Early in Vipul Shah’s “Namaste England”, the hero thinks the only way he can start a conversation with the girl he fancies is if one of his friends marries one of hers! “Who’s willing to sacrifice themselves?” he asks, to which a friend volunteers, allowing Param (Arjun Kapoor) and Jasmeet (Parineeti Chopra) to acquaint themselves at the wedding.
Indians are known to be obsessed with marriage and children, but as Amit Ravindernath Sharma’s comedy “Badhaai Ho” (Congratulations) illustrates, they are equally concerned about timing.
MUMBAI, India The Bollywood actress who helped trigger the #MeToo movement in India challenging sexual harassment and abuse sees it as part of her religious education after an experience 10 years ago she said effectively ended her career.
More than six years after he made his debut, Ayushmann Khurrana seems to have finally found his sweet spot in the Hindi film industry. Last year, his roles in “Bareilly Ki Barfi” and “Shubh Mangal Saavdhan” led some to compare him to Amol Palekar, the 70s Bollywood actor who made an art form out of playing the everyman.
Pradeep Sarkar’s “Helicopter Eela” should have been called “How Not To Parent” and shown as a cautionary tale for those who think hovering perennially over their offspring is a good thing. A shrill, dated and insipid story of a co-dependent relationship between a mother and her son, the film is as enjoyable as having your mother breathing down your neck all day.

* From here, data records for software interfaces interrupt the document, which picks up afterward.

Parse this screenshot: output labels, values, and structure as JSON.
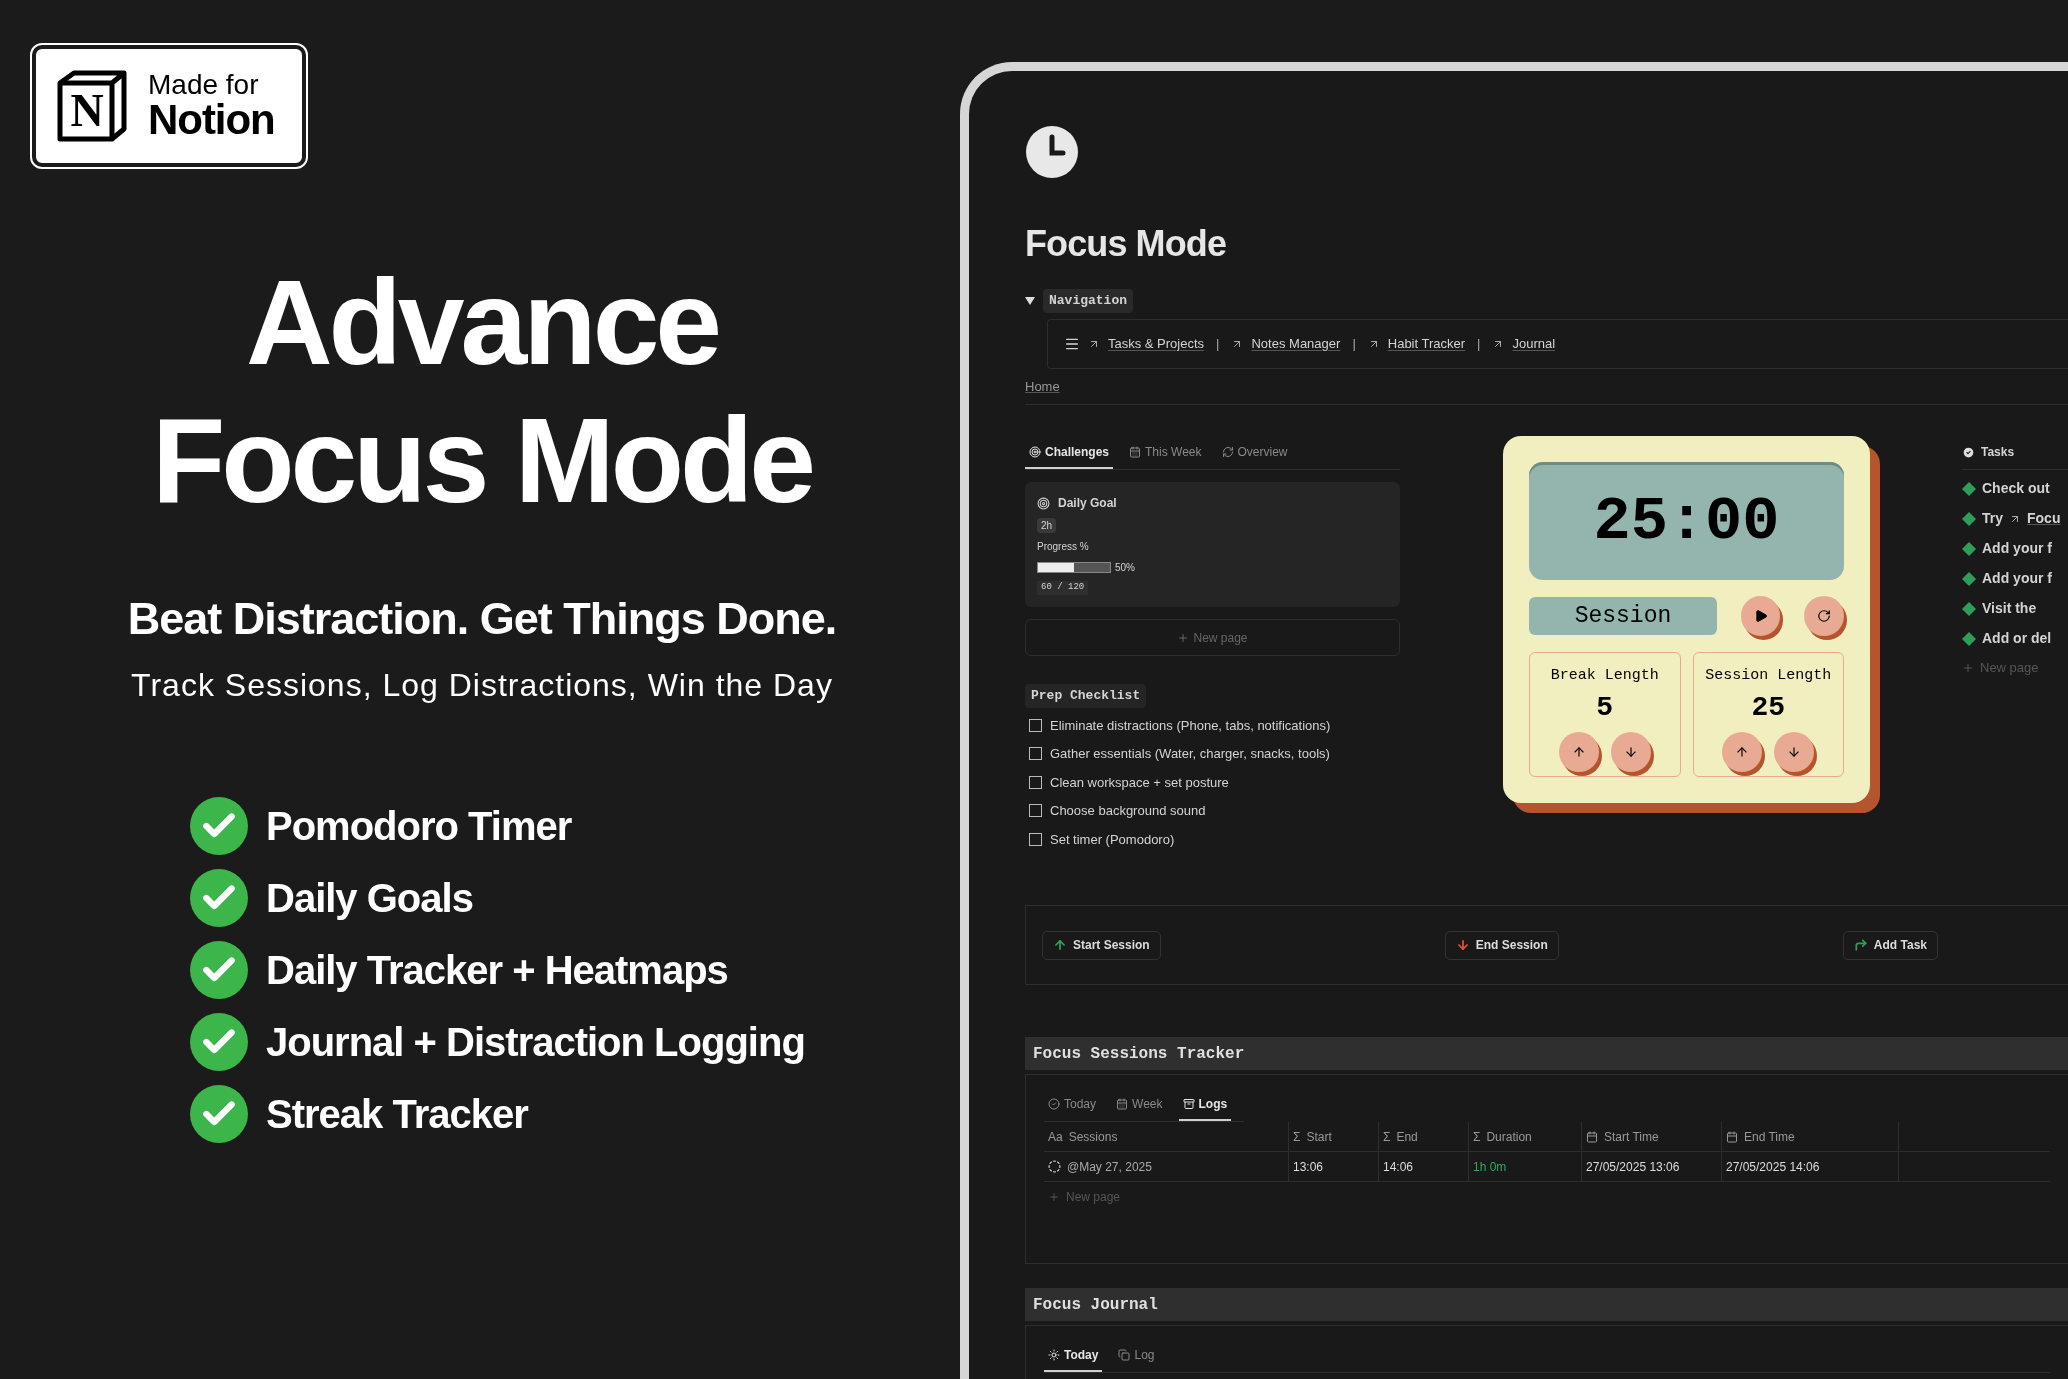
{
  "badge": {
    "logo_letter": "N",
    "line1": "Made for",
    "line2": "Notion"
  },
  "hero": {
    "title_lines": [
      "Advance",
      "Focus Mode"
    ],
    "tagline": "Beat Distraction. Get Things Done.",
    "subtitle": "Track Sessions, Log Distractions, Win the Day",
    "features": [
      "Pomodoro Timer",
      "Daily Goals",
      "Daily Tracker + Heatmaps",
      "Journal + Distraction Logging",
      "Streak Tracker"
    ]
  },
  "page": {
    "title": "Focus Mode",
    "navigation": {
      "label": "Navigation",
      "expanded": true,
      "links": [
        "Tasks & Projects",
        "Notes Manager",
        "Habit Tracker",
        "Journal"
      ],
      "separator": "|"
    },
    "breadcrumb": "Home",
    "challenges": {
      "tabs": [
        {
          "label": "Challenges",
          "kind": "target",
          "selected": true
        },
        {
          "label": "This Week",
          "kind": "calendar",
          "selected": false
        },
        {
          "label": "Overview",
          "kind": "loop",
          "selected": false
        }
      ],
      "card": {
        "title": "Daily Goal",
        "tag": "2h",
        "progress_label": "Progress %",
        "level": 0.5,
        "percent": "50%",
        "count": "60 / 120"
      },
      "new_page": "New page"
    },
    "checklist": {
      "title": "Prep Checklist",
      "items": [
        {
          "label": "Eliminate distractions (Phone, tabs, notifications)",
          "checked": false
        },
        {
          "label": "Gather essentials (Water, charger, snacks, tools)",
          "checked": false
        },
        {
          "label": "Clean workspace + set posture",
          "checked": false
        },
        {
          "label": "Choose background sound",
          "checked": false
        },
        {
          "label": "Set timer (Pomodoro)",
          "checked": false
        }
      ]
    },
    "timer": {
      "time": "25:00",
      "mode": "Session",
      "lengths": [
        {
          "label": "Break Length",
          "value": "5"
        },
        {
          "label": "Session Length",
          "value": "25"
        }
      ]
    },
    "tasks": {
      "title": "Tasks",
      "items": [
        {
          "text": "Check out"
        },
        {
          "text": "Try",
          "link": "Focu"
        },
        {
          "text": "Add your f"
        },
        {
          "text": "Add your f"
        },
        {
          "text": "Visit the"
        },
        {
          "text": "Add or del"
        }
      ],
      "new_page": "New page"
    },
    "actions": [
      {
        "label": "Start Session",
        "kind": "start"
      },
      {
        "label": "End Session",
        "kind": "end"
      },
      {
        "label": "Add Task",
        "kind": "add"
      }
    ],
    "tracker": {
      "title": "Focus Sessions Tracker",
      "tabs": [
        {
          "label": "Today",
          "kind": "check",
          "selected": false
        },
        {
          "label": "Week",
          "kind": "calendar",
          "selected": false
        },
        {
          "label": "Logs",
          "kind": "archive",
          "selected": true
        }
      ],
      "columns": [
        {
          "label": "Sessions",
          "kind": "title",
          "symbol": "Aa"
        },
        {
          "label": "Start",
          "kind": "formula",
          "symbol": "Σ"
        },
        {
          "label": "End",
          "kind": "formula",
          "symbol": "Σ"
        },
        {
          "label": "Duration",
          "kind": "duration",
          "symbol": "Σ"
        },
        {
          "label": "Start Time",
          "kind": "date"
        },
        {
          "label": "End Time",
          "kind": "date"
        }
      ],
      "rows": [
        {
          "cells": [
            "@May 27, 2025",
            "13:06",
            "14:06",
            "1h 0m",
            "27/05/2025 13:06",
            "27/05/2025 14:06"
          ]
        }
      ],
      "new_page": "New page"
    },
    "journal": {
      "title": "Focus Journal",
      "tabs": [
        {
          "label": "Today",
          "kind": "sun",
          "selected": true
        },
        {
          "label": "Log",
          "kind": "pages",
          "selected": false
        }
      ]
    }
  }
}
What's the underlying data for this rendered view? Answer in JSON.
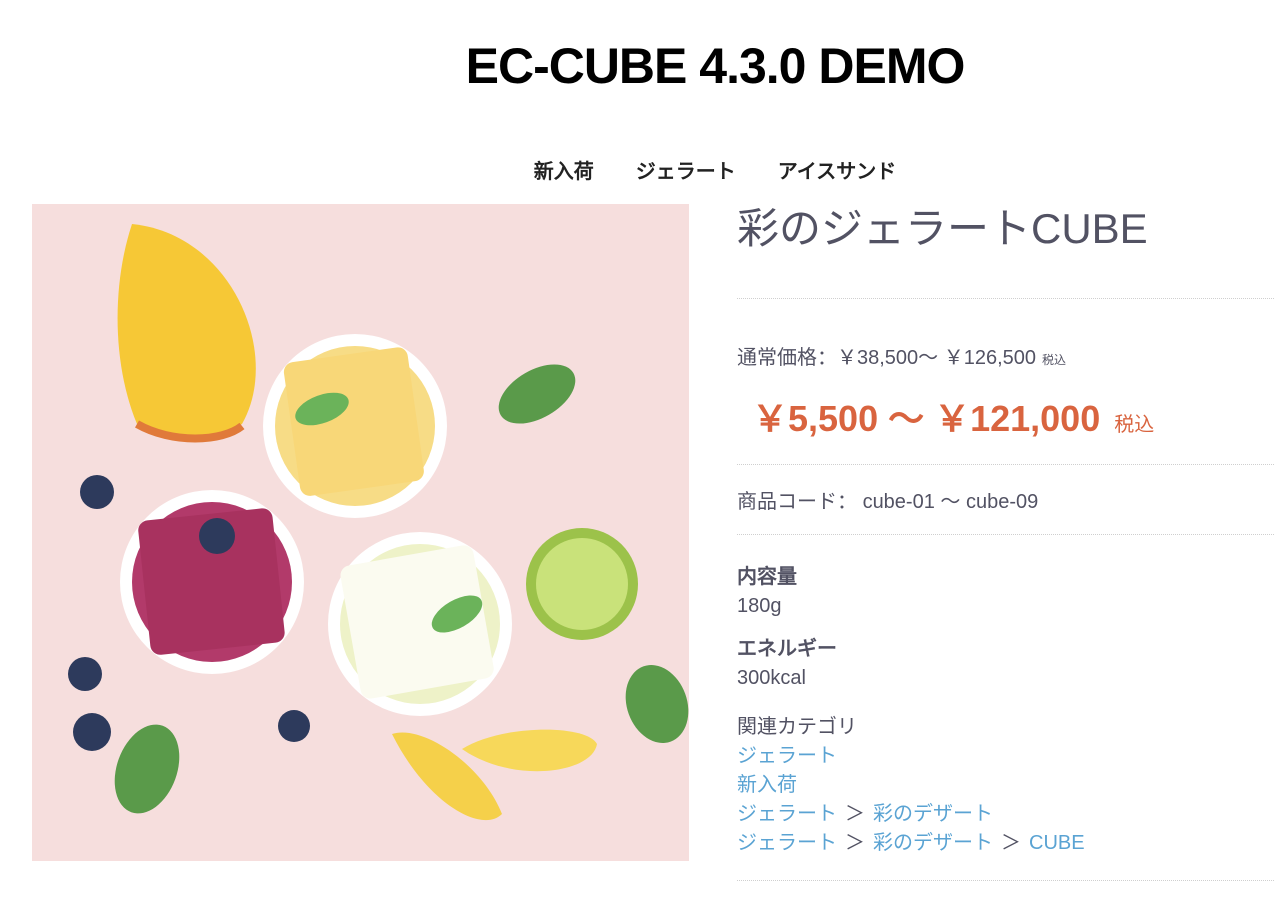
{
  "header": {
    "site_title": "EC-CUBE 4.3.0 DEMO"
  },
  "nav": {
    "items": [
      "新入荷",
      "ジェラート",
      "アイスサンド"
    ]
  },
  "product": {
    "name": "彩のジェラートCUBE",
    "regular_price_label": "通常価格：",
    "regular_price": "￥38,500～ ￥126,500",
    "regular_tax": "税込",
    "sale_price": "￥5,500 ～ ￥121,000",
    "sale_tax": "税込",
    "code_label": "商品コード：",
    "code": "cube-01 ～ cube-09",
    "specs": [
      {
        "label": "内容量",
        "value": "180g"
      },
      {
        "label": "エネルギー",
        "value": "300kcal"
      }
    ],
    "related_label": "関連カテゴリ",
    "related": {
      "row1": "ジェラート",
      "row2": "新入荷",
      "row3": [
        "ジェラート",
        "彩のデザート"
      ],
      "row4": [
        "ジェラート",
        "彩のデザート",
        "CUBE"
      ],
      "separator": "＞"
    }
  },
  "colors": {
    "accent_price": "#d9643f",
    "link": "#5aa3d3",
    "text": "#525263",
    "photo_bg": "#f6dedd"
  }
}
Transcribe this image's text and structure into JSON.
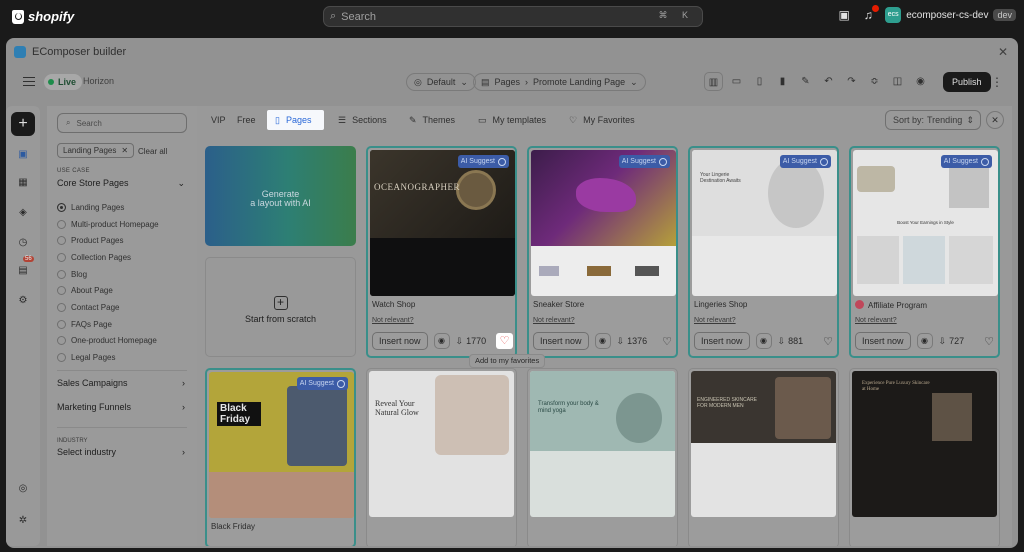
{
  "topbar": {
    "brand": "shopify",
    "search_placeholder": "Search",
    "kbd": "⌘ K",
    "account_name": "ecomposer-cs-dev",
    "account_avatar": "ecs",
    "account_tag": "dev"
  },
  "modal": {
    "title": "EComposer builder",
    "live_label": "Live",
    "theme_name": "Horizon",
    "device_label": "Default",
    "page_type": "Pages",
    "page_name": "Promote Landing Page",
    "publish_label": "Publish"
  },
  "rail": {
    "badge": "56"
  },
  "panel": {
    "search_placeholder": "Search",
    "chip_label": "Landing Pages",
    "clear_all": "Clear all",
    "use_case_label": "USE CASE",
    "group_title": "Core Store Pages",
    "options": [
      "Landing Pages",
      "Multi-product Homepage",
      "Product Pages",
      "Collection Pages",
      "Blog",
      "About Page",
      "Contact Page",
      "FAQs Page",
      "One-product Homepage",
      "Legal Pages"
    ],
    "selected_index": 0,
    "sales_campaigns": "Sales Campaigns",
    "marketing_funnels": "Marketing Funnels",
    "industry_label": "INDUSTRY",
    "select_industry": "Select industry"
  },
  "tabs": {
    "vip": "VIP",
    "free": "Free",
    "pages": "Pages",
    "sections": "Sections",
    "themes": "Themes",
    "my_templates": "My templates",
    "my_favorites": "My Favorites",
    "sort_label": "Sort by:",
    "sort_value": "Trending"
  },
  "generate": {
    "line1": "Generate",
    "line2": "a layout with AI"
  },
  "scratch": {
    "label": "Start from scratch"
  },
  "ai_suggest": "AI Suggest",
  "insert_label": "Insert now",
  "not_relevant": "Not relevant?",
  "tooltip": "Add to my favorites",
  "cards": [
    {
      "name": "Watch Shop",
      "downloads": "1770",
      "thumb_text": "OCEANOGRAPHER"
    },
    {
      "name": "Sneaker Store",
      "downloads": "1376"
    },
    {
      "name": "Lingeries Shop",
      "downloads": "881",
      "thumb_text": "Your Lingerie Destination Awaits"
    },
    {
      "name": "Affiliate Program",
      "downloads": "727",
      "thumb_text": "Boost Your Earnings in Style"
    },
    {
      "name": "Black Friday",
      "thumb_text": "Black Friday"
    },
    {
      "thumb_text": "Reveal Your Natural Glow"
    },
    {
      "thumb_text": "Transform your body & mind yoga"
    },
    {
      "thumb_text": "ENGINEERED SKINCARE FOR MODERN MEN"
    },
    {
      "thumb_text": "Experience Pure Luxury Skincare at Home"
    }
  ]
}
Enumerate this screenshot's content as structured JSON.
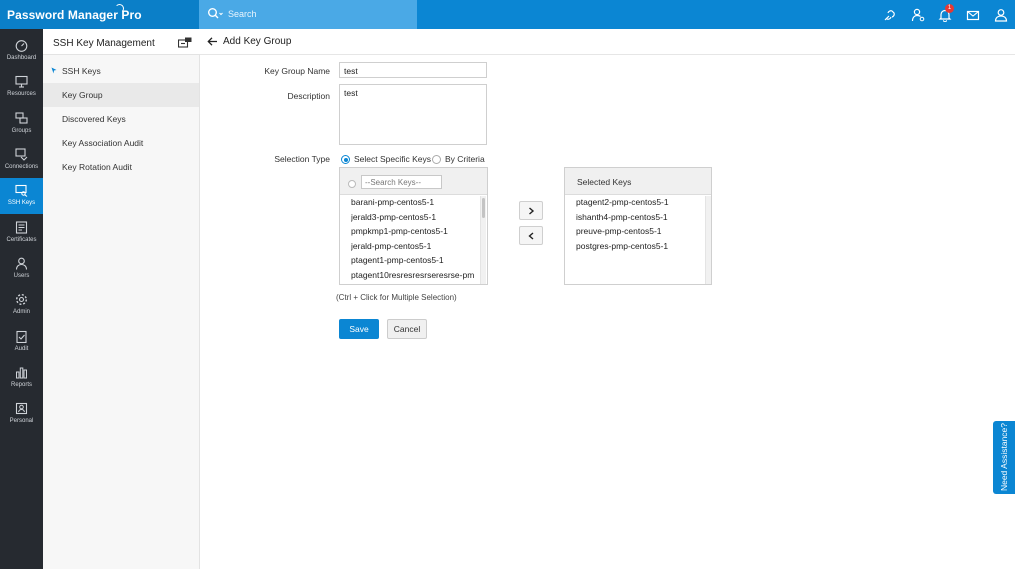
{
  "app": {
    "brand": "Password Manager Pro"
  },
  "search": {
    "placeholder": "Search"
  },
  "header_icons": [
    "link-icon",
    "user-settings-icon",
    "bell-icon",
    "mail-icon",
    "user-icon"
  ],
  "notifications": {
    "count": "1"
  },
  "colors": {
    "accent": "#0b86d3",
    "rail_bg": "#262a30",
    "badge": "#e53935"
  },
  "rail": [
    {
      "label": "Dashboard",
      "icon": "dashboard-icon"
    },
    {
      "label": "Resources",
      "icon": "monitor-icon"
    },
    {
      "label": "Groups",
      "icon": "groups-icon"
    },
    {
      "label": "Connections",
      "icon": "connections-icon"
    },
    {
      "label": "SSH Keys",
      "icon": "ssh-keys-icon",
      "active": true
    },
    {
      "label": "Certificates",
      "icon": "certificate-icon"
    },
    {
      "label": "Users",
      "icon": "users-icon"
    },
    {
      "label": "Admin",
      "icon": "gear-icon"
    },
    {
      "label": "Audit",
      "icon": "audit-icon"
    },
    {
      "label": "Reports",
      "icon": "reports-icon"
    },
    {
      "label": "Personal",
      "icon": "personal-icon"
    }
  ],
  "submenu": {
    "title": "SSH Key Management",
    "items": [
      {
        "label": "SSH Keys",
        "pinned": true
      },
      {
        "label": "Key Group",
        "selected": true
      },
      {
        "label": "Discovered Keys"
      },
      {
        "label": "Key Association Audit"
      },
      {
        "label": "Key Rotation Audit"
      }
    ]
  },
  "page": {
    "title": "Add Key Group"
  },
  "form": {
    "group_name_label": "Key Group Name",
    "group_name_value": "test",
    "description_label": "Description",
    "description_value": "test",
    "selection_type_label": "Selection Type",
    "option_specific": "Select Specific Keys",
    "option_criteria": "By Criteria",
    "key_search_placeholder": "--Search Keys--",
    "available_keys": [
      "barani-pmp-centos5-1",
      "jerald3-pmp-centos5-1",
      "pmpkmp1-pmp-centos5-1",
      "jerald-pmp-centos5-1",
      "ptagent1-pmp-centos5-1",
      "ptagent10resresresrseresrse-pm"
    ],
    "selected_keys_title": "Selected Keys",
    "selected_keys": [
      "ptagent2-pmp-centos5-1",
      "ishanth4-pmp-centos5-1",
      "preuve-pmp-centos5-1",
      "postgres-pmp-centos5-1"
    ],
    "hint": "(Ctrl + Click for Multiple Selection)",
    "save_label": "Save",
    "cancel_label": "Cancel"
  },
  "assistance": {
    "label": "Need Assistance?"
  }
}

The rain never stops in Rahi Anil Barve’s “Tumbbad”. It pelts the ground relentlessly, rendering everything else insignificant and giving the film an eerie atmosphere and a sense of foreboding. This gloom is what gives the film its best attribute – atmospherics. Barve’s film is redolent with a texture and detail that is rare in Indian films.
Arjun Kapoor is preoccupied with his social media feed to an extent that he won’t let a full day of promotional interviews stop him from relentless checking and updating. That’s common for his generation of Bollywood stars. Reuters interviewed him as he maintained his brand.
The #MeToo movement in India has gathered momentum in recent days, with more than a dozen complaints of sexual harassment and other sexual misconduct levelled online against prominent journalists, actors, movie directors, comedians and other public figures.
When it comes to crime and thrillers in Bollywood, there is no one better than Sriram Raghavan. From “Johnny Gaddar” to “Ek Haseena Thi” the filmmaker has managed to perfect the Indian thriller genre by borrowing stylistic elements from Alfred Hitchcock and the Coen brothers.
If the first movie character you play on screen is called “Susu”, it cannot portend well for the future. For all the effort that seems to have gone into Aayush Sharma’s Bollywood debut, the makers of “Loveyatri” overlooked one aspect – the leading man is called by a name that is a synonym for peeing.